1. Fulfill desires that come with big doses of carbon and/or methane entering the atmosphere.
2. Reject learning about ways to reduce our carbon footprint that will interfere with the fulfillment of those desires.
3. Pretend that our choices don’t matter, or our efforts at changing systems will be for naught, or things will all work out through some last-minute technological fix by someone else.
However, there are ways to resist these very human responses to both short-term and long-term dangers.
The next time I’m preoccupied or distracted in a dangerous situation, I hope that reason will interrupt my fantasy world. But hope is not enough. I need to cultivate and practice ways of thinking and acting to ensure a safe outcome.
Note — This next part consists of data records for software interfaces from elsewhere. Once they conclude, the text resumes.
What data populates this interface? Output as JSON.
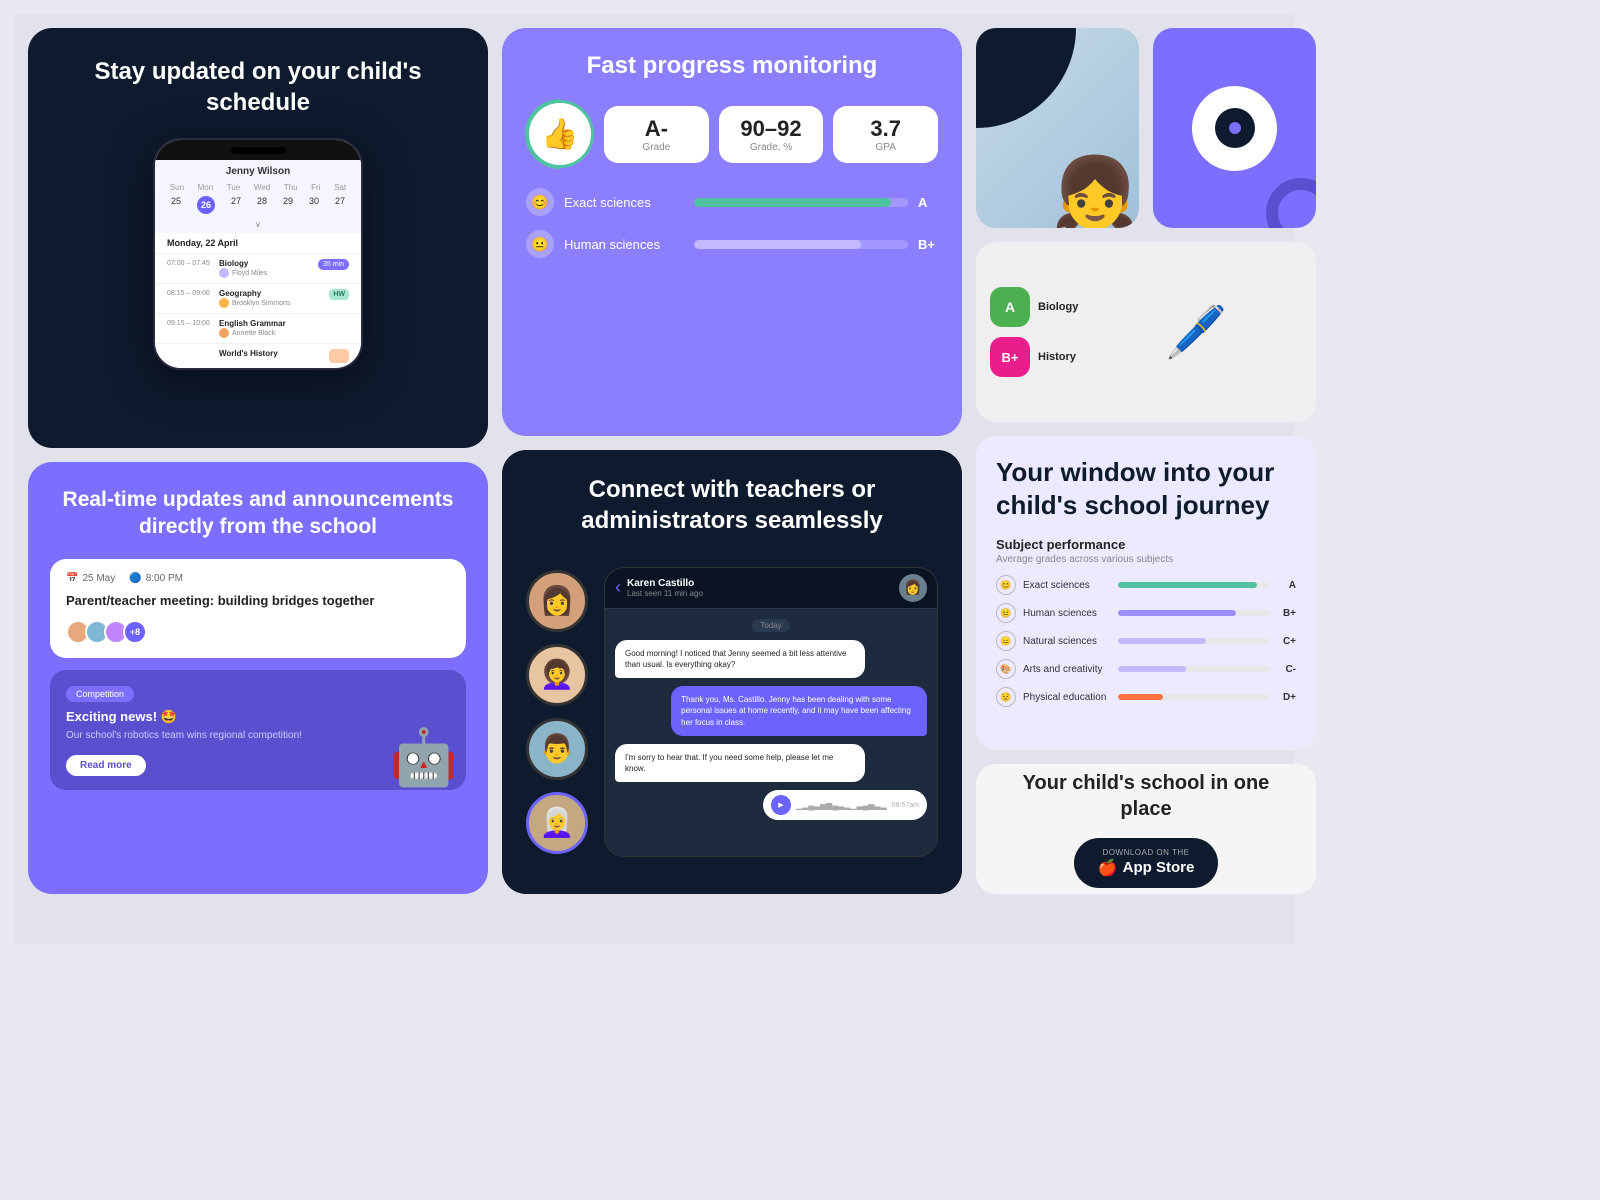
{
  "schedule": {
    "title": "Stay updated on your child's schedule",
    "user": "Jenny Wilson",
    "days": [
      "Sun",
      "Mon",
      "Tue",
      "Wed",
      "Thu",
      "Fri",
      "Sat"
    ],
    "dates": [
      "25",
      "26",
      "27",
      "28",
      "29",
      "30",
      "27"
    ],
    "activeDay": "26",
    "dateHeader": "Monday, 22 April",
    "classes": [
      {
        "time": "07:00 – 07:45",
        "name": "Biology",
        "teacher": "Floyd Miles",
        "badge": "35 min",
        "badgeType": "timer"
      },
      {
        "time": "08:15 – 09:00",
        "name": "Geography",
        "teacher": "Brooklyn Simmons",
        "badge": "HW",
        "badgeType": "hw"
      },
      {
        "time": "09:15 – 10:00",
        "name": "English Grammar",
        "teacher": "Annette Black",
        "badge": "",
        "badgeType": "none"
      },
      {
        "time": "",
        "name": "World's History",
        "teacher": "",
        "badge": "",
        "badgeType": "partial"
      }
    ]
  },
  "progress": {
    "title": "Fast progress monitoring",
    "grade_label": "Grade",
    "grade_value": "A-",
    "range_label": "Grade, %",
    "range_value": "90–92",
    "gpa_label": "GPA",
    "gpa_value": "3.7",
    "subjects": [
      {
        "name": "Exact sciences",
        "grade": "A",
        "fill": 92,
        "type": "green"
      },
      {
        "name": "Human sciences",
        "grade": "B+",
        "fill": 78,
        "type": "purple"
      }
    ]
  },
  "updates": {
    "title": "Real-time updates and announcements directly from the school",
    "announcement": {
      "date": "25 May",
      "time": "8:00 PM",
      "title": "Parent/teacher meeting: building bridges together",
      "attendees": "+8"
    },
    "news": {
      "tag": "Competition",
      "title": "Exciting news! 🤩",
      "description": "Our school's robotics team wins regional competition!",
      "button": "Read more"
    }
  },
  "connect": {
    "title": "Connect with teachers or administrators seamlessly",
    "chat": {
      "name": "Karen Castillo",
      "status": "Last seen 11 min ago",
      "teacher_badge": "Today",
      "messages": [
        {
          "text": "Good morning! I noticed that Jenny seemed a bit less attentive than usual. Is everything okay?",
          "type": "received"
        },
        {
          "text": "Thank you, Ms. Castillo. Jenny has been dealing with some personal issues at home recently, and it may have been affecting her focus in class.",
          "type": "sent"
        },
        {
          "text": "I'm sorry to hear that. If you need some help, please let me know.",
          "type": "received"
        }
      ],
      "voice_duration": "08:57am"
    }
  },
  "oneplace": {
    "title": "Your child's school in one place",
    "button_label": "App Store",
    "button_sublabel": "DOWNLOAD ON THE"
  },
  "window": {
    "title": "Your window into your child's school journey"
  },
  "subject_performance": {
    "title": "Subject performance",
    "subtitle": "Average grades across various subjects",
    "subjects": [
      {
        "name": "Exact sciences",
        "grade": "A",
        "fill": 92,
        "type": "green"
      },
      {
        "name": "Human sciences",
        "grade": "B+",
        "fill": 78,
        "type": "purple"
      },
      {
        "name": "Natural sciences",
        "grade": "C+",
        "fill": 58,
        "type": "lightpurple"
      },
      {
        "name": "Arts and creativity",
        "grade": "C-",
        "fill": 45,
        "type": "lightpurple"
      },
      {
        "name": "Physical education",
        "grade": "D+",
        "fill": 30,
        "type": "orange"
      }
    ]
  },
  "grades_preview": {
    "items": [
      {
        "label": "Biology",
        "grade": "A",
        "color": "green"
      },
      {
        "label": "History",
        "grade": "B+",
        "color": "pink"
      }
    ]
  },
  "icons": {
    "thumbs_up": "👍",
    "calendar": "📅",
    "clock": "🕗",
    "robot": "🤖",
    "apple": "",
    "back_arrow": "‹",
    "play": "▶",
    "smiley": "😊",
    "neutral": "😐",
    "sad": "😟",
    "palette": "🎨",
    "running": "🏃",
    "eye": "👁"
  }
}
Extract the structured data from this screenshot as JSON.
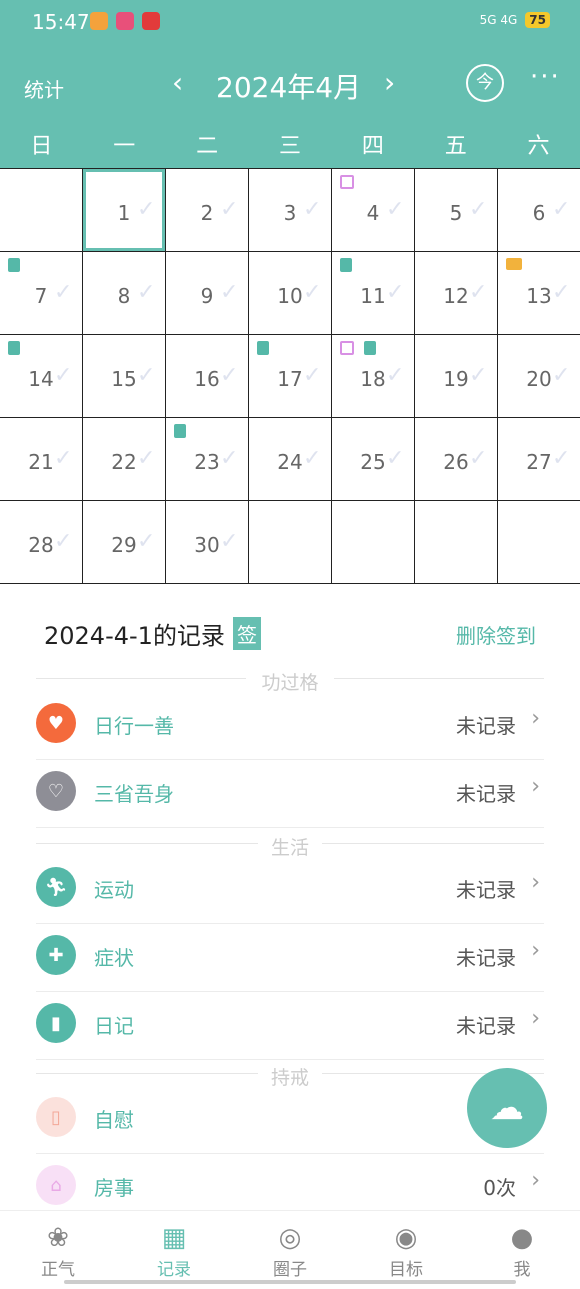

I’ve come up with the acronym ORIENT to help me remember the steps to take. I need to:
Observe how my desires and habits are narrowing my ability to see reality clearly.
Reflect upon what distracts me so that I can be cognizant of when distractions might lead to danger.
Inquire about the situation by asking: What is really occurring? What should I pay attention to? What evidence should I be viewing?
Envision what might happen if I don’t make wise choices.
Navigate a new path based on evidence, reason, and my values.
Tackle the situation with soutionary thinking and action.
This ORIENT approach can be useful not only for avoiding personal dangers like falling through the ice but also for avoiding planetary catastrophes.
When we are in danger of allowing our desires to eclipse our values, of burying our heads in the sand through daily distractions, and of pretending our fantasies are a reality, we can ORIENT in similar ways.
What might ORIENTing look like in relation to the climate change example?
We can choose to:
Observe our personal choices and societal systems that contribute to climate change.
Reflect upon what distracts us from working to change both our own habits and the systems that cause harm.
Inquire into our collective impact by doing research to obtain accurate information.
Envision what might happen if we fail to shift societal systems that are destructive and if we don’t personally engage with solutionary thinking and action.
Navigate our new awareness toward what we can most effectively, wisely, and enthusiastically commit to doing.
Tackle the situation by using a solutionary process to avert the worst of climate change.
I invite you to try out this process and ORIENT yourself to a global danger that concerns you, and then to discover what changes you are ready and able to make. I also hope that ORIENTing proves useful in personal situations. It’s been almost a year since I fell through the ice into the ocean, and I’d like to think I’ve learned my lesson. I certainly step onto ice better prepared now, if not fully ORIENTed.